» **What you have to do**: Your task is to find every line of the listing that includes "Mbps" and copy it.

*** Data shown

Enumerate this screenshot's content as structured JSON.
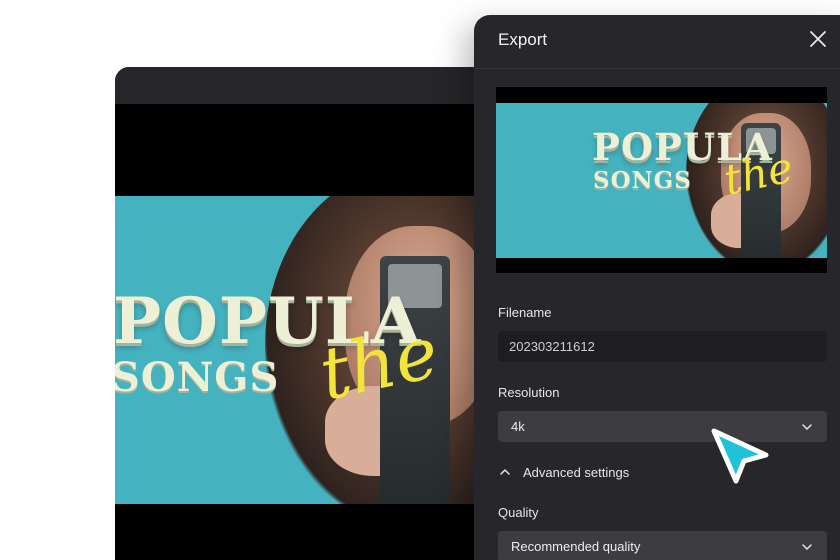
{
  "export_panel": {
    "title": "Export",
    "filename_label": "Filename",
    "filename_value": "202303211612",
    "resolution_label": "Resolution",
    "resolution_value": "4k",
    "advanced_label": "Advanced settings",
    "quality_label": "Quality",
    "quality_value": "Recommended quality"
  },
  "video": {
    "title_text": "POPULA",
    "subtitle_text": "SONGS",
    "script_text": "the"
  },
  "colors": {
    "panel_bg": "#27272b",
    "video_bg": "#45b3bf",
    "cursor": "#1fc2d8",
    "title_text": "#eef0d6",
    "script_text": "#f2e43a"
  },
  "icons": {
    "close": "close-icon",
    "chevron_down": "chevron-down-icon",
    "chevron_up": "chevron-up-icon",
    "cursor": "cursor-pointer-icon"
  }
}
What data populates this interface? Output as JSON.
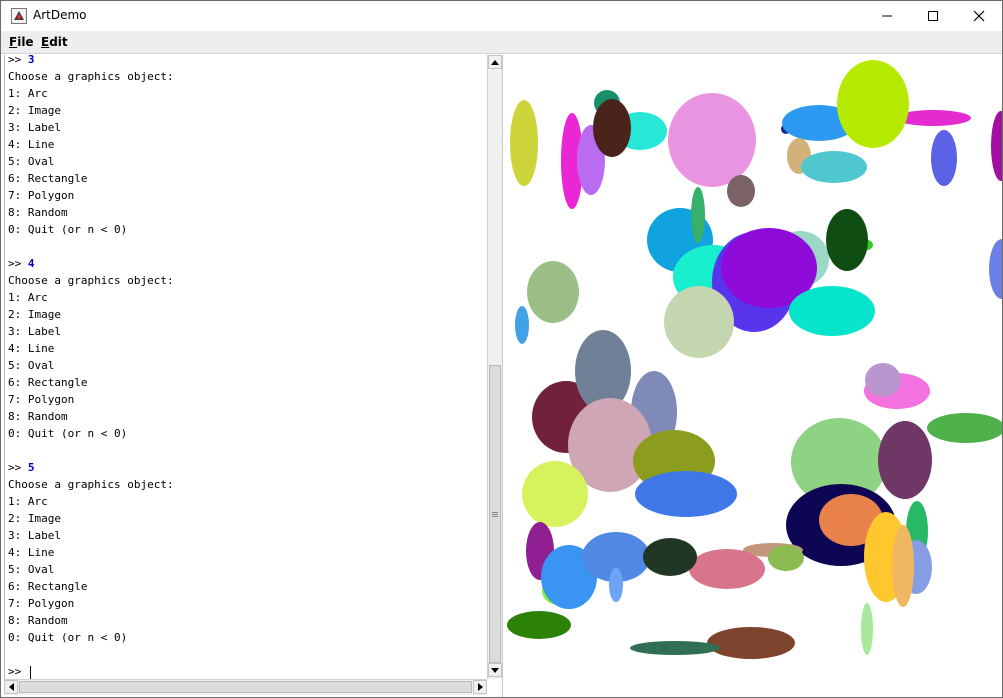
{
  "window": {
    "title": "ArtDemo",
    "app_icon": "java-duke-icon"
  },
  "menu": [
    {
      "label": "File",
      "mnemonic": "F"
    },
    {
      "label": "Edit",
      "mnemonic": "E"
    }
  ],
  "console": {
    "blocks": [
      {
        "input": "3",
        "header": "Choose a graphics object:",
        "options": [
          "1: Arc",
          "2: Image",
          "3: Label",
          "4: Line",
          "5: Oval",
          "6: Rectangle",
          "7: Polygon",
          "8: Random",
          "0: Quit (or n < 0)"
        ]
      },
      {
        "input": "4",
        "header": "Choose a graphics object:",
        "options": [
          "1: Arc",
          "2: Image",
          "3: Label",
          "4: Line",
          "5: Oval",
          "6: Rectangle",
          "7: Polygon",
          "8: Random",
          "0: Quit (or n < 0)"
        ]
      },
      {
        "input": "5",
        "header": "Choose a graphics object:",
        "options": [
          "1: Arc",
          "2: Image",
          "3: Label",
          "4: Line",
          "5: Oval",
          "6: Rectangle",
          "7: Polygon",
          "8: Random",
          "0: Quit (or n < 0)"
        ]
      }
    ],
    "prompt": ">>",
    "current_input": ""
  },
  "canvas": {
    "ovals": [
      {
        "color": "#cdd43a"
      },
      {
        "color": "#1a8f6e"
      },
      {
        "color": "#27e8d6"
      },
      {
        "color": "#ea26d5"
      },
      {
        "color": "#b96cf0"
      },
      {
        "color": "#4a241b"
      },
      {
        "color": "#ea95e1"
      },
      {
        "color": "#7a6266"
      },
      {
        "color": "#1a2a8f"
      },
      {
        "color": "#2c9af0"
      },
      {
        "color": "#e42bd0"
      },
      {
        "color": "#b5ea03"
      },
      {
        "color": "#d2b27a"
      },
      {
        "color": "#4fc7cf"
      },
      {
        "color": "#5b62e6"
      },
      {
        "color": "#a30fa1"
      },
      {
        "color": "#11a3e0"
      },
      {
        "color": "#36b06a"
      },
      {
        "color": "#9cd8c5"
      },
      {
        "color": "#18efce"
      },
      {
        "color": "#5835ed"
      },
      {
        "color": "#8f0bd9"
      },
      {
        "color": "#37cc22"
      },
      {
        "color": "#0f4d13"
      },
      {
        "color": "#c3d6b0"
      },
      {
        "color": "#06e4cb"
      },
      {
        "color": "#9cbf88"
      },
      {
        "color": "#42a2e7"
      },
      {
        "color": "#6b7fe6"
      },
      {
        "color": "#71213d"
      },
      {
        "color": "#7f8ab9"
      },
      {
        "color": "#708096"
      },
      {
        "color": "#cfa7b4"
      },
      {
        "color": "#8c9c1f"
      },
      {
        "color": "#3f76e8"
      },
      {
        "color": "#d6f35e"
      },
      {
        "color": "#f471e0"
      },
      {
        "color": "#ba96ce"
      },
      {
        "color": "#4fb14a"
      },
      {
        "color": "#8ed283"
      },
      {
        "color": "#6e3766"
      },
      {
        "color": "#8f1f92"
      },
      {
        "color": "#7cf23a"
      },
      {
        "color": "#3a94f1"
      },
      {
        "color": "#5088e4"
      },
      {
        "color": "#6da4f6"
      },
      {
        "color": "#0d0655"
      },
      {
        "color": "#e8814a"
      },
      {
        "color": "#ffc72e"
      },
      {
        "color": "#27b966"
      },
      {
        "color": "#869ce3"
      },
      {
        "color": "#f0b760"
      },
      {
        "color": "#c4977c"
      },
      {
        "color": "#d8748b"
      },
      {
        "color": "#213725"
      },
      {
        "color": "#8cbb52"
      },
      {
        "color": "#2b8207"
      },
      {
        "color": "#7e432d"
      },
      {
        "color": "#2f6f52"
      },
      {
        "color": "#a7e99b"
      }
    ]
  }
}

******
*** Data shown

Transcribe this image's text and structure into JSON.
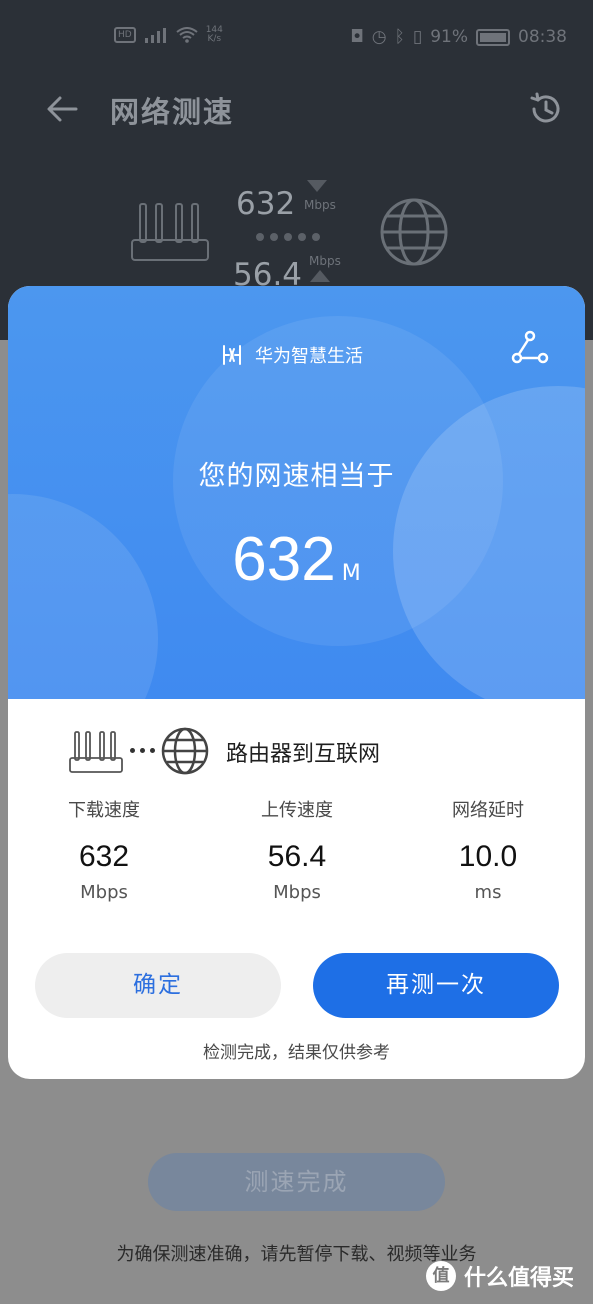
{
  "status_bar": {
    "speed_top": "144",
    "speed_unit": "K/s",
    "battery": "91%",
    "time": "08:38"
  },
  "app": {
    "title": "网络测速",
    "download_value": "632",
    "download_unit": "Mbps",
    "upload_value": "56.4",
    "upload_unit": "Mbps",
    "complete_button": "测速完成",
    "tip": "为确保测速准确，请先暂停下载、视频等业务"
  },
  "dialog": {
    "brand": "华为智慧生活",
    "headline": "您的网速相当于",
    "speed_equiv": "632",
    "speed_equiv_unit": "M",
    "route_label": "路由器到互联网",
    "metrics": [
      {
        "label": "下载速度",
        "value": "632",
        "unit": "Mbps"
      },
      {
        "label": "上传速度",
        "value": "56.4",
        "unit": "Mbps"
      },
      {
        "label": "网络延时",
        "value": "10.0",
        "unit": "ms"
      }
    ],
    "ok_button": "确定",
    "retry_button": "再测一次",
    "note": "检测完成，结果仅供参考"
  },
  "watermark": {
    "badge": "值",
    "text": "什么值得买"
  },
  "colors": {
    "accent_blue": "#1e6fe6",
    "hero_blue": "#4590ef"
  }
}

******

» **Answer to this task**:
    "download_unit": "Mbps",
    "upload_unit": "Mbps",
        "unit": "Mbps"
        "unit": "Mbps"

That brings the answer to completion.